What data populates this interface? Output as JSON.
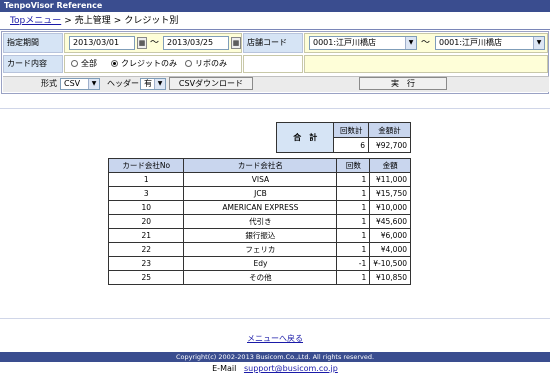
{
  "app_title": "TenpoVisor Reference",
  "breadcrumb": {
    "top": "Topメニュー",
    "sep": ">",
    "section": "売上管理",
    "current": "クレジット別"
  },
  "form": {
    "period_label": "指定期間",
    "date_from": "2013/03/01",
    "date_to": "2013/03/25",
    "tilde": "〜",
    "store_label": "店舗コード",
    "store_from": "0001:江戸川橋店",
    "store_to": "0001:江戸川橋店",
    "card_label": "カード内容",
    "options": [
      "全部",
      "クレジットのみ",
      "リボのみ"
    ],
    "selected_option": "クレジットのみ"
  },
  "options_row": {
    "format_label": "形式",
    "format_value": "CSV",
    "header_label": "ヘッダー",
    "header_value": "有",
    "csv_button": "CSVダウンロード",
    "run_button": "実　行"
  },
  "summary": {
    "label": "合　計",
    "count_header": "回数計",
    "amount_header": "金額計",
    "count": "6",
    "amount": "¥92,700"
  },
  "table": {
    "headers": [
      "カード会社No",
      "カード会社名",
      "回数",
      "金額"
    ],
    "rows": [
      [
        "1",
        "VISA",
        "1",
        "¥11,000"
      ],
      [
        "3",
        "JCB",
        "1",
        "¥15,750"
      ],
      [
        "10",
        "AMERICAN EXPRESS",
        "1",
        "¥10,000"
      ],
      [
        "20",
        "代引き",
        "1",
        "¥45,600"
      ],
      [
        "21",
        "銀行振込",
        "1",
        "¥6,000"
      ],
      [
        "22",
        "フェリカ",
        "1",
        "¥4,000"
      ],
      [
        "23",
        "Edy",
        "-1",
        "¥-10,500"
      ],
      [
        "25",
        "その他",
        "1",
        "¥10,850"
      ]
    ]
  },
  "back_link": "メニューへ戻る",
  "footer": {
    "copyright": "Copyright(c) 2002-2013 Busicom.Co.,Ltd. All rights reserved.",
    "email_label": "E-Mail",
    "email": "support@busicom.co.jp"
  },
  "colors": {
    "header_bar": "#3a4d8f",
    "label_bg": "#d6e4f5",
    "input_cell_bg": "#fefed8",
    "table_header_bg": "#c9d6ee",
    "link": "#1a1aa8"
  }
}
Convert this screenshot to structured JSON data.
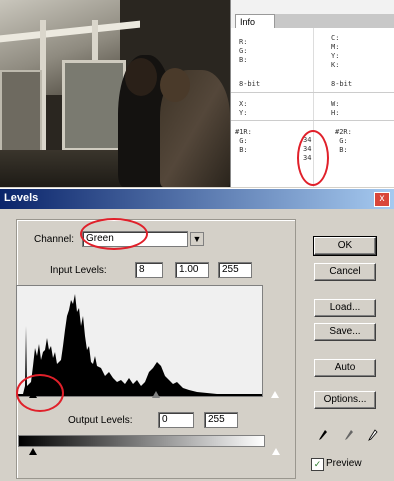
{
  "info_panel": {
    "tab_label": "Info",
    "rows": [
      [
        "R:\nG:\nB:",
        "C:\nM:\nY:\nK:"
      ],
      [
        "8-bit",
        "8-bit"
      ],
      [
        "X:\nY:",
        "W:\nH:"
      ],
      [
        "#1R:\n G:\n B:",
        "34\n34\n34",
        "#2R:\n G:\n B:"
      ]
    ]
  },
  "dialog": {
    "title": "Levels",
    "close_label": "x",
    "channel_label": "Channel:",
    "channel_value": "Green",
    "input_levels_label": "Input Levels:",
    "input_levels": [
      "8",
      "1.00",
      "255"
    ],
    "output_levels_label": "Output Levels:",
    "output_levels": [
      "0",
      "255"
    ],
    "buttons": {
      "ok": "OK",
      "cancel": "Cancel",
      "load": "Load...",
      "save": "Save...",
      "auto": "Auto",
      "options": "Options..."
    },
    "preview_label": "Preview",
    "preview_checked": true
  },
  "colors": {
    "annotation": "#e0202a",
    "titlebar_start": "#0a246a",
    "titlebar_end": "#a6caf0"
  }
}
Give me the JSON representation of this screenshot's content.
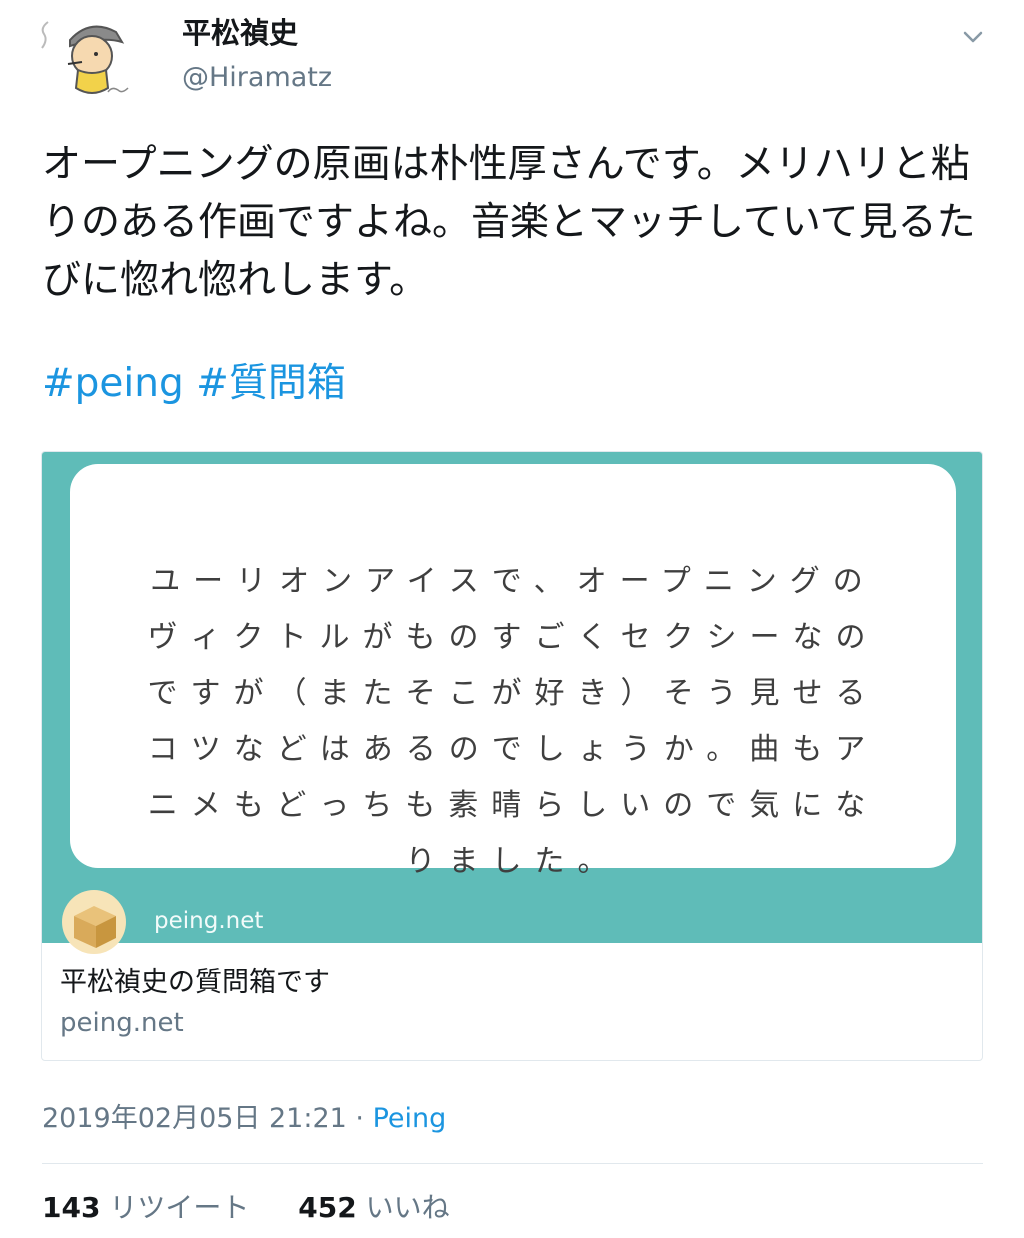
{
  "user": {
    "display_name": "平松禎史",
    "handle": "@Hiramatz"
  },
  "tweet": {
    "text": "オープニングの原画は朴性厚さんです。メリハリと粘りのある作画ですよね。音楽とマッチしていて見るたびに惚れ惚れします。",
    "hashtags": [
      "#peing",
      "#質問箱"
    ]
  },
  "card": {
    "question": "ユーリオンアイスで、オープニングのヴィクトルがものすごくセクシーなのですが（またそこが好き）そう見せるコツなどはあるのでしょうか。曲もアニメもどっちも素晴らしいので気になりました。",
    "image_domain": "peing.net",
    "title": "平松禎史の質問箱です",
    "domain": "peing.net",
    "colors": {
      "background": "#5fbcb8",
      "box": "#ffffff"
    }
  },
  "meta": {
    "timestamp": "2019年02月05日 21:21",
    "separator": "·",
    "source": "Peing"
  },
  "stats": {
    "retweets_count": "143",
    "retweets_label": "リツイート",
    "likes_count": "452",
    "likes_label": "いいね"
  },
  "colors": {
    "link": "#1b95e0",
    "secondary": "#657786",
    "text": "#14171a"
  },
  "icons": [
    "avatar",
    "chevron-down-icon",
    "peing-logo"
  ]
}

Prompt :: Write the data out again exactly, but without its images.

Answer below ::
What data populates this interface? Output as JSON.
{
  "app_title": "TenpoVisor Reference",
  "breadcrumb": {
    "top": "Topメニュー",
    "sep": ">",
    "section": "売上管理",
    "current": "クレジット別"
  },
  "form": {
    "period_label": "指定期間",
    "date_from": "2013/03/01",
    "date_to": "2013/03/25",
    "tilde": "〜",
    "store_label": "店舗コード",
    "store_from": "0001:江戸川橋店",
    "store_to": "0001:江戸川橋店",
    "card_label": "カード内容",
    "options": [
      "全部",
      "クレジットのみ",
      "リボのみ"
    ],
    "selected_option": "クレジットのみ"
  },
  "options_row": {
    "format_label": "形式",
    "format_value": "CSV",
    "header_label": "ヘッダー",
    "header_value": "有",
    "csv_button": "CSVダウンロード",
    "run_button": "実　行"
  },
  "summary": {
    "label": "合　計",
    "count_header": "回数計",
    "amount_header": "金額計",
    "count": "6",
    "amount": "¥92,700"
  },
  "table": {
    "headers": [
      "カード会社No",
      "カード会社名",
      "回数",
      "金額"
    ],
    "rows": [
      [
        "1",
        "VISA",
        "1",
        "¥11,000"
      ],
      [
        "3",
        "JCB",
        "1",
        "¥15,750"
      ],
      [
        "10",
        "AMERICAN EXPRESS",
        "1",
        "¥10,000"
      ],
      [
        "20",
        "代引き",
        "1",
        "¥45,600"
      ],
      [
        "21",
        "銀行振込",
        "1",
        "¥6,000"
      ],
      [
        "22",
        "フェリカ",
        "1",
        "¥4,000"
      ],
      [
        "23",
        "Edy",
        "-1",
        "¥-10,500"
      ],
      [
        "25",
        "その他",
        "1",
        "¥10,850"
      ]
    ]
  },
  "back_link": "メニューへ戻る",
  "footer": {
    "copyright": "Copyright(c) 2002-2013 Busicom.Co.,Ltd. All rights reserved.",
    "email_label": "E-Mail",
    "email": "support@busicom.co.jp"
  },
  "colors": {
    "header_bar": "#3a4d8f",
    "label_bg": "#d6e4f5",
    "input_cell_bg": "#fefed8",
    "table_header_bg": "#c9d6ee",
    "link": "#1a1aa8"
  }
}
Convert this screenshot to structured JSON data.
{
  "info_panel": {
    "tab_label": "Info",
    "rows": [
      [
        "R:\nG:\nB:",
        "C:\nM:\nY:\nK:"
      ],
      [
        "8-bit",
        "8-bit"
      ],
      [
        "X:\nY:",
        "W:\nH:"
      ],
      [
        "#1R:\n G:\n B:",
        "34\n34\n34",
        "#2R:\n G:\n B:"
      ]
    ]
  },
  "dialog": {
    "title": "Levels",
    "close_label": "x",
    "channel_label": "Channel:",
    "channel_value": "Green",
    "input_levels_label": "Input Levels:",
    "input_levels": [
      "8",
      "1.00",
      "255"
    ],
    "output_levels_label": "Output Levels:",
    "output_levels": [
      "0",
      "255"
    ],
    "buttons": {
      "ok": "OK",
      "cancel": "Cancel",
      "load": "Load...",
      "save": "Save...",
      "auto": "Auto",
      "options": "Options..."
    },
    "preview_label": "Preview",
    "preview_checked": true
  },
  "colors": {
    "annotation": "#e0202a",
    "titlebar_start": "#0a246a",
    "titlebar_end": "#a6caf0"
  }
}
Give me the JSON representation of this screenshot's content.
{
  "user": {
    "display_name": "平松禎史",
    "handle": "@Hiramatz"
  },
  "tweet": {
    "text": "オープニングの原画は朴性厚さんです。メリハリと粘りのある作画ですよね。音楽とマッチしていて見るたびに惚れ惚れします。",
    "hashtags": [
      "#peing",
      "#質問箱"
    ]
  },
  "card": {
    "question": "ユーリオンアイスで、オープニングのヴィクトルがものすごくセクシーなのですが（またそこが好き）そう見せるコツなどはあるのでしょうか。曲もアニメもどっちも素晴らしいので気になりました。",
    "image_domain": "peing.net",
    "title": "平松禎史の質問箱です",
    "domain": "peing.net",
    "colors": {
      "background": "#5fbcb8",
      "box": "#ffffff"
    }
  },
  "meta": {
    "timestamp": "2019年02月05日 21:21",
    "separator": "·",
    "source": "Peing"
  },
  "stats": {
    "retweets_count": "143",
    "retweets_label": "リツイート",
    "likes_count": "452",
    "likes_label": "いいね"
  },
  "colors": {
    "link": "#1b95e0",
    "secondary": "#657786",
    "text": "#14171a"
  },
  "icons": [
    "avatar",
    "chevron-down-icon",
    "peing-logo"
  ]
}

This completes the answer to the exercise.